INSTRUCTIONS FOR THE TASK
Reproduce each line of the following material exactly, omitting the images.

··· EXCERPTED RECORDS

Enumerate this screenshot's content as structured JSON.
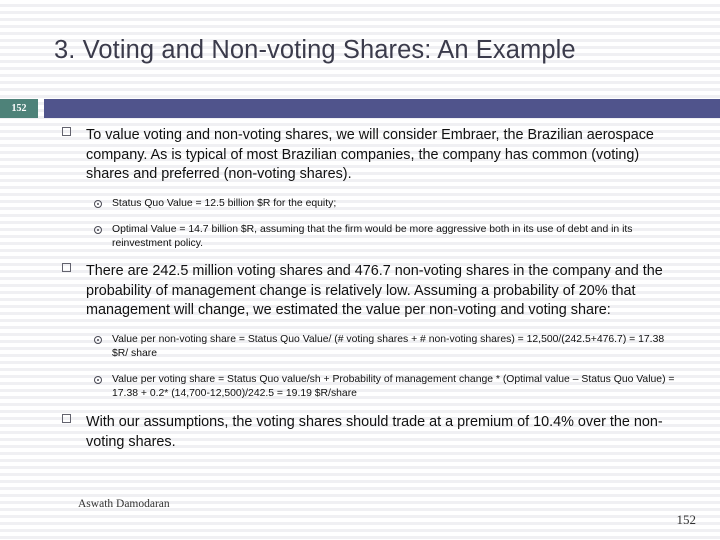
{
  "slide": {
    "title": "3. Voting and Non-voting Shares: An Example",
    "number_badge": "152",
    "accent_bar_color": "#50548c",
    "badge_color": "#4e8279",
    "title_color": "#3b3b4b"
  },
  "content": {
    "bullets": [
      {
        "level": 1,
        "text": "To value voting and non-voting shares, we will consider Embraer, the Brazilian aerospace company. As is typical of most Brazilian companies, the company has common (voting) shares and preferred (non-voting shares)."
      },
      {
        "level": 2,
        "text": "Status Quo Value = 12.5 billion $R for the equity;"
      },
      {
        "level": 2,
        "text": "Optimal Value = 14.7 billion $R, assuming that the firm would be more aggressive both in its use of debt and in its reinvestment policy."
      },
      {
        "level": 1,
        "text": "There are 242.5 million voting shares and 476.7 non-voting shares in the company and the probability of management change is relatively low. Assuming a probability of 20% that management will change, we estimated the value per non-voting and voting share:"
      },
      {
        "level": 2,
        "text": "Value per non-voting share = Status Quo Value/ (# voting shares + # non-voting shares) = 12,500/(242.5+476.7) = 17.38 $R/ share"
      },
      {
        "level": 2,
        "text": "Value per voting share = Status Quo value/sh + Probability of management change * (Optimal value – Status Quo Value) = 17.38 + 0.2* (14,700-12,500)/242.5 = 19.19 $R/share"
      },
      {
        "level": 1,
        "text": "With our assumptions, the voting shares should trade at a premium of 10.4% over the non-voting shares."
      }
    ]
  },
  "footer": {
    "author": "Aswath Damodaran",
    "page_number": "152"
  }
}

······

RESPONSE BELOW
Enumerate this screenshot's content as structured JSON.
{
  "slide": {
    "title": "3. Voting and Non-voting Shares: An Example",
    "number_badge": "152",
    "accent_bar_color": "#50548c",
    "badge_color": "#4e8279",
    "title_color": "#3b3b4b"
  },
  "content": {
    "bullets": [
      {
        "level": 1,
        "text": "To value voting and non-voting shares, we will consider Embraer, the Brazilian aerospace company. As is typical of most Brazilian companies, the company has common (voting) shares and preferred (non-voting shares)."
      },
      {
        "level": 2,
        "text": "Status Quo Value = 12.5 billion $R for the equity;"
      },
      {
        "level": 2,
        "text": "Optimal Value = 14.7 billion $R, assuming that the firm would be more aggressive both in its use of debt and in its reinvestment policy."
      },
      {
        "level": 1,
        "text": "There are 242.5 million voting shares and 476.7 non-voting shares in the company and the probability of management change is relatively low. Assuming a probability of 20% that management will change, we estimated the value per non-voting and voting share:"
      },
      {
        "level": 2,
        "text": "Value per non-voting share = Status Quo Value/ (# voting shares + # non-voting shares) = 12,500/(242.5+476.7) = 17.38 $R/ share"
      },
      {
        "level": 2,
        "text": "Value per voting share = Status Quo value/sh + Probability of management change * (Optimal value – Status Quo Value) = 17.38 + 0.2* (14,700-12,500)/242.5 = 19.19 $R/share"
      },
      {
        "level": 1,
        "text": "With our assumptions, the voting shares should trade at a premium of 10.4% over the non-voting shares."
      }
    ]
  },
  "footer": {
    "author": "Aswath Damodaran",
    "page_number": "152"
  }
}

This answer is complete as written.